RECORDS FOR PROCESSING Start Marker

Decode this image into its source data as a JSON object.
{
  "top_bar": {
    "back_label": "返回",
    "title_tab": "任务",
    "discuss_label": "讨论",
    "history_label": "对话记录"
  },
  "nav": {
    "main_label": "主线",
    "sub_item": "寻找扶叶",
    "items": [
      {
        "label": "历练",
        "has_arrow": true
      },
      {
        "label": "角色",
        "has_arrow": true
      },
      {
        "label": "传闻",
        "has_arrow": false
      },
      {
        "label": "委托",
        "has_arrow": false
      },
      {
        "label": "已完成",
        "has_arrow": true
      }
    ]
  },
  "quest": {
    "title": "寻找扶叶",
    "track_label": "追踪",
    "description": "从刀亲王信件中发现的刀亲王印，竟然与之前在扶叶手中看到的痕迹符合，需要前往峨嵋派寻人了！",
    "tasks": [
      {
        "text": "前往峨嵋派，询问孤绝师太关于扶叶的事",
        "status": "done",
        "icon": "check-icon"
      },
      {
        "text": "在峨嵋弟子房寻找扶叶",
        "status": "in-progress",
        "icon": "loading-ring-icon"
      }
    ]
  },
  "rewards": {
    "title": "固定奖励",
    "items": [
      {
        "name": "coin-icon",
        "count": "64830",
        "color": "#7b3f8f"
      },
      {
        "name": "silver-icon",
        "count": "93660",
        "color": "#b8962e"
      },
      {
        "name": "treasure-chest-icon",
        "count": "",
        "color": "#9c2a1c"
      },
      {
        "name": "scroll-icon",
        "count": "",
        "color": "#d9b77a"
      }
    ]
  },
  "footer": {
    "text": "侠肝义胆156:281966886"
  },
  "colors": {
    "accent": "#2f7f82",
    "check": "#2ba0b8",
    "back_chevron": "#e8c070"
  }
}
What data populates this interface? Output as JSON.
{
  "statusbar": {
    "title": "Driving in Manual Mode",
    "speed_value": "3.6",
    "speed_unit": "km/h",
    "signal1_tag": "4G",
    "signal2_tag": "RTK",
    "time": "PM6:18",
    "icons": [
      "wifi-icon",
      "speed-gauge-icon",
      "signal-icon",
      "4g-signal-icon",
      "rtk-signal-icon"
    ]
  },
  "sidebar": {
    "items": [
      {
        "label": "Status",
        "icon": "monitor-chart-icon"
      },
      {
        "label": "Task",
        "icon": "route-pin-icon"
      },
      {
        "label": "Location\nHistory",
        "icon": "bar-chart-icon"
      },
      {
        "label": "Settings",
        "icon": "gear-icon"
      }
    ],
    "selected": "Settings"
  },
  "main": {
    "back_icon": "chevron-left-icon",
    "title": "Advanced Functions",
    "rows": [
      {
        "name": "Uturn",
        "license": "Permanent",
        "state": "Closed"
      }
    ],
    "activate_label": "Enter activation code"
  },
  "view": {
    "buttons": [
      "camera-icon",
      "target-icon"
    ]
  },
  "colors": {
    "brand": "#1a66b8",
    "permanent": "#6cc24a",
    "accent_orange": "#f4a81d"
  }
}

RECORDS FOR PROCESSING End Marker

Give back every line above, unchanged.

Decode this image into its source data as a JSON object.
{
  "top_bar": {
    "back_label": "返回",
    "title_tab": "任务",
    "discuss_label": "讨论",
    "history_label": "对话记录"
  },
  "nav": {
    "main_label": "主线",
    "sub_item": "寻找扶叶",
    "items": [
      {
        "label": "历练",
        "has_arrow": true
      },
      {
        "label": "角色",
        "has_arrow": true
      },
      {
        "label": "传闻",
        "has_arrow": false
      },
      {
        "label": "委托",
        "has_arrow": false
      },
      {
        "label": "已完成",
        "has_arrow": true
      }
    ]
  },
  "quest": {
    "title": "寻找扶叶",
    "track_label": "追踪",
    "description": "从刀亲王信件中发现的刀亲王印，竟然与之前在扶叶手中看到的痕迹符合，需要前往峨嵋派寻人了！",
    "tasks": [
      {
        "text": "前往峨嵋派，询问孤绝师太关于扶叶的事",
        "status": "done",
        "icon": "check-icon"
      },
      {
        "text": "在峨嵋弟子房寻找扶叶",
        "status": "in-progress",
        "icon": "loading-ring-icon"
      }
    ]
  },
  "rewards": {
    "title": "固定奖励",
    "items": [
      {
        "name": "coin-icon",
        "count": "64830",
        "color": "#7b3f8f"
      },
      {
        "name": "silver-icon",
        "count": "93660",
        "color": "#b8962e"
      },
      {
        "name": "treasure-chest-icon",
        "count": "",
        "color": "#9c2a1c"
      },
      {
        "name": "scroll-icon",
        "count": "",
        "color": "#d9b77a"
      }
    ]
  },
  "footer": {
    "text": "侠肝义胆156:281966886"
  },
  "colors": {
    "accent": "#2f7f82",
    "check": "#2ba0b8",
    "back_chevron": "#e8c070"
  }
}
What data populates this interface? Output as JSON.
{
  "statusbar": {
    "title": "Driving in Manual Mode",
    "speed_value": "3.6",
    "speed_unit": "km/h",
    "signal1_tag": "4G",
    "signal2_tag": "RTK",
    "time": "PM6:18",
    "icons": [
      "wifi-icon",
      "speed-gauge-icon",
      "signal-icon",
      "4g-signal-icon",
      "rtk-signal-icon"
    ]
  },
  "sidebar": {
    "items": [
      {
        "label": "Status",
        "icon": "monitor-chart-icon"
      },
      {
        "label": "Task",
        "icon": "route-pin-icon"
      },
      {
        "label": "Location\nHistory",
        "icon": "bar-chart-icon"
      },
      {
        "label": "Settings",
        "icon": "gear-icon"
      }
    ],
    "selected": "Settings"
  },
  "main": {
    "back_icon": "chevron-left-icon",
    "title": "Advanced Functions",
    "rows": [
      {
        "name": "Uturn",
        "license": "Permanent",
        "state": "Closed"
      }
    ],
    "activate_label": "Enter activation code"
  },
  "view": {
    "buttons": [
      "camera-icon",
      "target-icon"
    ]
  },
  "colors": {
    "brand": "#1a66b8",
    "permanent": "#6cc24a",
    "accent_orange": "#f4a81d"
  }
}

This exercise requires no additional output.